Poppy Ackroyd is a London-born, Brighton-based composer, pianist, and violinist. She not only plays her instruments conventionally, but employs drumsticks, e-bows, picks, and all five fingers on both hands to pluck and scrape them, creating unusual timbres and textures. She uses both the insides and outsides of her instruments, then manipulates and multi-tracks her sounds via a computer and a live microphone. Despite her very physical approach to composing and performing, the music she creates is intricate, delicate, and lyrical. With the exception of some economically layered field recordings, virtually all of the music she makes comes from her two instruments.
Classically trained, Ackroyd possesses a Master’s degree in music for piano performance.
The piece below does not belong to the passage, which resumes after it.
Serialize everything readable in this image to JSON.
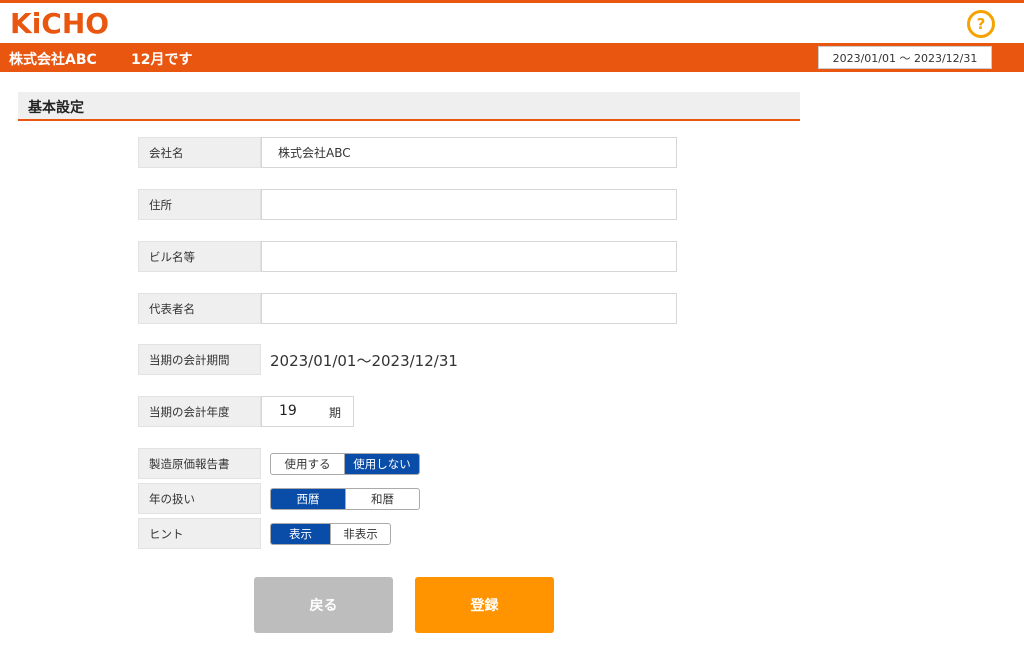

She is a student of modern piano music and is also a full-time member of the Hidden Orchestra. Ackroyd has collaborated with dancers, choreographers, actors, poets, filmmakers, and videographers. Her debut album, Escapement, appeared on Denovali in late 2012. A DVD version of the album, with visuals by Bristol-based audio-visual artist Lumen, was released in September of 2014. Ackroyd’s second album, Feathers, soon followed. Expanding on the unique sound of her debut, the album’s compositions featured parts for a few additional instruments, including harmonium and harpsichord, as well as cello by guest musician Su-a Lee.
In 2017, Ackroyd signed to One Little Indian and released The Birds, an EP containing acoustic piano reworkings of pieces from her first two albums. All three of the EP’s tracks were included on full-length Sketches, which included reworkings of previous compositions as well as rough cuts of four newer pieces that were later included on her February 2018 album Resolve. Ackroyd played both upright and grand piano on the date, as well the inside of the instruments using fingers, drumsticks, and plectrums (fingerpicks) – and then arranged and multi-tracked the resulting sounds. She employed the same technique to record herself on violin, pianino, harmonium, and spinet, and to record other musicians who played cello, flute, clarinet, and bass clarinet.